● **DESCRIPTION OF THE TASK**: Please copy each line of the listing below in which the word "Computer" appears.

● **DATA TO USE**:
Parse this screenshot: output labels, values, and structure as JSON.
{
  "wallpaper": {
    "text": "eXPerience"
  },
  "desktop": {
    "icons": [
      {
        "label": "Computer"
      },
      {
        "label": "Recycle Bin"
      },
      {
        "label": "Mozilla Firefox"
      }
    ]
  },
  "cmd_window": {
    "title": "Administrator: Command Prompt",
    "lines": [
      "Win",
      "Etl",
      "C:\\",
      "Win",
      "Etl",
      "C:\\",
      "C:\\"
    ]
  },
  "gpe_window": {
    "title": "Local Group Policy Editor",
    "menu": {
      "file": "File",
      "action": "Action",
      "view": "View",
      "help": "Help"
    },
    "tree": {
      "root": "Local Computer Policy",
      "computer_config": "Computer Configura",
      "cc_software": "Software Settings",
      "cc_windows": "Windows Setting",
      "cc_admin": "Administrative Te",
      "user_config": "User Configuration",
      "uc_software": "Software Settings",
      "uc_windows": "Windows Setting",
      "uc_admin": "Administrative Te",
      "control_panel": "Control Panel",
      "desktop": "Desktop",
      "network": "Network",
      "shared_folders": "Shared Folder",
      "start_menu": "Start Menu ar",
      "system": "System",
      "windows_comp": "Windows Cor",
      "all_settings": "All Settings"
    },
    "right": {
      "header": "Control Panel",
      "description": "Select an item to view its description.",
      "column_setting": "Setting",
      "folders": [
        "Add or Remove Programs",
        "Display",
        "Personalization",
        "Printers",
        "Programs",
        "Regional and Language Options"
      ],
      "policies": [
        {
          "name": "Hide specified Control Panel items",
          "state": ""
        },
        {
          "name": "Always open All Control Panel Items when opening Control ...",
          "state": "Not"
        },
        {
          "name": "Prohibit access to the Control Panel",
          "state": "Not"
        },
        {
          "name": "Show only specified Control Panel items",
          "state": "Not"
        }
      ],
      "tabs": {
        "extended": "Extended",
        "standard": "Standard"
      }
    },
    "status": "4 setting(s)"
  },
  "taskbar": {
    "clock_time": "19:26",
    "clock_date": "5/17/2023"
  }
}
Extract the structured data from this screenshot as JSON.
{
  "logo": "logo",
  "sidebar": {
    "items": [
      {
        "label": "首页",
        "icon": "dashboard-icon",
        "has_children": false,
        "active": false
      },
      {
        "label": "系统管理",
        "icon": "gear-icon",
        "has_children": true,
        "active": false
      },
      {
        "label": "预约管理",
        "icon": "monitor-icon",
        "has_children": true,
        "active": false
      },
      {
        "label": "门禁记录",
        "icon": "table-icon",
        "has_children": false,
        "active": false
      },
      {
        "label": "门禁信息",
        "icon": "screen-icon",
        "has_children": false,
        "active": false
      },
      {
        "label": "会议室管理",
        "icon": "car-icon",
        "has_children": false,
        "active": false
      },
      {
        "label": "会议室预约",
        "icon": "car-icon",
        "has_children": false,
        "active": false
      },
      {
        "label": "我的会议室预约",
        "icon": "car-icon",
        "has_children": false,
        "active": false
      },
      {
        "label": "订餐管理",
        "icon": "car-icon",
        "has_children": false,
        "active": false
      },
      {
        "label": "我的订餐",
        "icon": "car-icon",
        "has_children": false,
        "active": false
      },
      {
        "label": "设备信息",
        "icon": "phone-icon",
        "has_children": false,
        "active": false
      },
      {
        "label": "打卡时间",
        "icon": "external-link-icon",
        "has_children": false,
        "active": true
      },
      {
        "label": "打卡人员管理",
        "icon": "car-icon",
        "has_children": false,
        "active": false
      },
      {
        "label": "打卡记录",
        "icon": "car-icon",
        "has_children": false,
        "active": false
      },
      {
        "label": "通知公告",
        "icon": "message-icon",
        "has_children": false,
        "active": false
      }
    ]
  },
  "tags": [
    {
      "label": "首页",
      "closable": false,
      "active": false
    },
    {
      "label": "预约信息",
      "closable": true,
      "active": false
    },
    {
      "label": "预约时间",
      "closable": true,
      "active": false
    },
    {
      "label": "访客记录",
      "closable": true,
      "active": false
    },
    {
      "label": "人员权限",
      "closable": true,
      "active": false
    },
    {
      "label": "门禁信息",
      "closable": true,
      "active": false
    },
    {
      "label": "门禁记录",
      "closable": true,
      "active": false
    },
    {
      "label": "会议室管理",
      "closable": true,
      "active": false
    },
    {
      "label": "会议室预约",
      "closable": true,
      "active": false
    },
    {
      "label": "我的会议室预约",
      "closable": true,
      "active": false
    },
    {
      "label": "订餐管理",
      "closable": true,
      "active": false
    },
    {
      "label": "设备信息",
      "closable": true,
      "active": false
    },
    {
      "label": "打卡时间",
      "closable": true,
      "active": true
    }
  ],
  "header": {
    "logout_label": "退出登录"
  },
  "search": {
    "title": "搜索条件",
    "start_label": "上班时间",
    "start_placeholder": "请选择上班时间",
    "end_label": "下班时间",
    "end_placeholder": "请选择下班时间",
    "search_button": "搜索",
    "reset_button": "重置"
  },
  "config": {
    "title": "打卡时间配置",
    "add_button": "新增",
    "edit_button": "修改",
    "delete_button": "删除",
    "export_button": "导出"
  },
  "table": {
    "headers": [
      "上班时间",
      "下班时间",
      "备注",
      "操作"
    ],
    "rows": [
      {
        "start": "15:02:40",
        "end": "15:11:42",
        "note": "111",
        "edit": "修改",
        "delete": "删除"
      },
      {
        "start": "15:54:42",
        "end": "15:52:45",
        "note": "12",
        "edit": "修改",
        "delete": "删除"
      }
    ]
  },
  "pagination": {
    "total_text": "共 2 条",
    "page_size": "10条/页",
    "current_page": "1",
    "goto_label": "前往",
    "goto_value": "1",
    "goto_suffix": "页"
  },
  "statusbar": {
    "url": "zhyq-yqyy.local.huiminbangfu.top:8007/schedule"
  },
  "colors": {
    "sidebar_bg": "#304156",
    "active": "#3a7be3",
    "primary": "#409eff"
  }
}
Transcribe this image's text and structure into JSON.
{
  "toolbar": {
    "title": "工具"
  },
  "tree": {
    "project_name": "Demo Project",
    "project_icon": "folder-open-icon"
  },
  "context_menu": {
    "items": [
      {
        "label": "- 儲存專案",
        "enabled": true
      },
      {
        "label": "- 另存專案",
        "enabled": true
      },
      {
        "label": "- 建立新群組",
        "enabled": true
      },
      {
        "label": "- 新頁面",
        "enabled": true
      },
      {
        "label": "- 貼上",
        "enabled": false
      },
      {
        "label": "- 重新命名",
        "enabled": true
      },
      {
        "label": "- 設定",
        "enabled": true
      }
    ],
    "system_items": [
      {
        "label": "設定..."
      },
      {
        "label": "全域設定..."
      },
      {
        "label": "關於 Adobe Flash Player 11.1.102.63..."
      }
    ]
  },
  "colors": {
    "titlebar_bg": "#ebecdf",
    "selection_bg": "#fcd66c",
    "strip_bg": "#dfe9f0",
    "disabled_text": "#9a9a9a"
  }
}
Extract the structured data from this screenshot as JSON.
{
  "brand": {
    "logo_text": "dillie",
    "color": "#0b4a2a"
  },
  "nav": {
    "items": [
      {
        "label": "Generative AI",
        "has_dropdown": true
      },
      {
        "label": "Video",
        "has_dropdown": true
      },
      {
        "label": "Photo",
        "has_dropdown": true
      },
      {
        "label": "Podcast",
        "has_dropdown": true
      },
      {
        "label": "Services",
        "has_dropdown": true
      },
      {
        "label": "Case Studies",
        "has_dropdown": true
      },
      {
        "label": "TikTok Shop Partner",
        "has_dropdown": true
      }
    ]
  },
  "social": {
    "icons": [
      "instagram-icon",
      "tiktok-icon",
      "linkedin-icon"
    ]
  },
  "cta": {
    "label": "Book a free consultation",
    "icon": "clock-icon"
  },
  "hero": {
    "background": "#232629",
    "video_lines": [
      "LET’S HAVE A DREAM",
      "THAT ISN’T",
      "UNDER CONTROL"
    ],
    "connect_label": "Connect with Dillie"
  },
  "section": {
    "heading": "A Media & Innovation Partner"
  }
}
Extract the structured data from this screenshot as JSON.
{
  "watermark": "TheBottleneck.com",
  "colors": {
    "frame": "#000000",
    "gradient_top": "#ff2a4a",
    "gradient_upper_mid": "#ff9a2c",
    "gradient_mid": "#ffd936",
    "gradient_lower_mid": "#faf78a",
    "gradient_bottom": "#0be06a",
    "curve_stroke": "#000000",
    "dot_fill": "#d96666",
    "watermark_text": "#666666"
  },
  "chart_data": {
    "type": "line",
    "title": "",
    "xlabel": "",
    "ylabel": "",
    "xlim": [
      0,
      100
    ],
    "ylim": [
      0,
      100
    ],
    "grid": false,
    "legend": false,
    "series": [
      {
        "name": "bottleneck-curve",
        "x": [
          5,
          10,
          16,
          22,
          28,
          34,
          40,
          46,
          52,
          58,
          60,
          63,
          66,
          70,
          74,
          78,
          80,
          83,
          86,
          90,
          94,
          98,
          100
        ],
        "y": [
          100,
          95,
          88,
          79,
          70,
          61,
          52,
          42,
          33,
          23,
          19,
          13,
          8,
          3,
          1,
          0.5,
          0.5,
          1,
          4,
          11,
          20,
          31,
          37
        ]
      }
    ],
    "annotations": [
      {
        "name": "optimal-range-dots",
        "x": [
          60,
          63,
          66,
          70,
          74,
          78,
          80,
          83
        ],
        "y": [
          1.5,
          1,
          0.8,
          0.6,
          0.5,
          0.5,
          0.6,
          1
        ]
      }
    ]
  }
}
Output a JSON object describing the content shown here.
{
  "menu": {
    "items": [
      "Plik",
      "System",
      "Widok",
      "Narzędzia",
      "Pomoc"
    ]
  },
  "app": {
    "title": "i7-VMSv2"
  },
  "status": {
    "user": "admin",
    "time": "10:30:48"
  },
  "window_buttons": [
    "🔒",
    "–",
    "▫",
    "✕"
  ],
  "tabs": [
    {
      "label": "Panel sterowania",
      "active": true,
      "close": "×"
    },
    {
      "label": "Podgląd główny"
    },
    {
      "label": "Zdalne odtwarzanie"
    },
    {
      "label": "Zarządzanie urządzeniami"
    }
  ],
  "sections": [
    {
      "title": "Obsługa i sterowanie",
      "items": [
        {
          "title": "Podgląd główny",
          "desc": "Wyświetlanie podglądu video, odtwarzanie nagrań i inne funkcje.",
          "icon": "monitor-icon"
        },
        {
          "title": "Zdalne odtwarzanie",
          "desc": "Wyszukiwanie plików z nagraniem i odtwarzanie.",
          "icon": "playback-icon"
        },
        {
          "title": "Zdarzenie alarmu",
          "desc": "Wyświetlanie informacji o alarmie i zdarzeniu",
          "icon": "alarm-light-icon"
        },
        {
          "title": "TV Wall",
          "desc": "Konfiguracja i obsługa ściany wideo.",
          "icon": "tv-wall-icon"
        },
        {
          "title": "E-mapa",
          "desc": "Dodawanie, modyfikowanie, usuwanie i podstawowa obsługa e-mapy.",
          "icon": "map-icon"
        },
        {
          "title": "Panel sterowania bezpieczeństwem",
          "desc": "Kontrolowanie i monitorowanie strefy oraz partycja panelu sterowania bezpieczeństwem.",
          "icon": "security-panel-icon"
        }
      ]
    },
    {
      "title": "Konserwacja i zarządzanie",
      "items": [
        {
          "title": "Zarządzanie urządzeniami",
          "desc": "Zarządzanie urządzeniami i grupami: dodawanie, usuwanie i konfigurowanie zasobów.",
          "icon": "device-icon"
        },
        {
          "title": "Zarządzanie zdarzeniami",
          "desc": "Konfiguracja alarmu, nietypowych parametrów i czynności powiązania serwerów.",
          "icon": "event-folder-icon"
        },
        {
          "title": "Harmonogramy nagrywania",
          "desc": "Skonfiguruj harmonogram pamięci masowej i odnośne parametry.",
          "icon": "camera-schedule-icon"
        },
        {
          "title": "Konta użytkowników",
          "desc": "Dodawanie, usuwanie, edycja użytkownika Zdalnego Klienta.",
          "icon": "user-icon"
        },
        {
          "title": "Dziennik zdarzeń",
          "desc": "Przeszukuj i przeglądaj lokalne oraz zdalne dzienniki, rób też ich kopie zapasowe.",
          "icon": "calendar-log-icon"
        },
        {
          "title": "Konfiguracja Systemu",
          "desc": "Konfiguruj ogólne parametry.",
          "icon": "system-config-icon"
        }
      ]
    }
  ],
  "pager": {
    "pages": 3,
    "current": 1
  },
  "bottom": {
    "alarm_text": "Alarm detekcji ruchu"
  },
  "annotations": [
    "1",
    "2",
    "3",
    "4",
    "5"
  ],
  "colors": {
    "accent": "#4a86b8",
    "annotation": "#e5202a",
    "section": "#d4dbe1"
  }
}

● **FINAL ANSWER**:
        "label": "Computer"
      "root": "Local Computer Policy",
      "computer_config": "Computer Configura",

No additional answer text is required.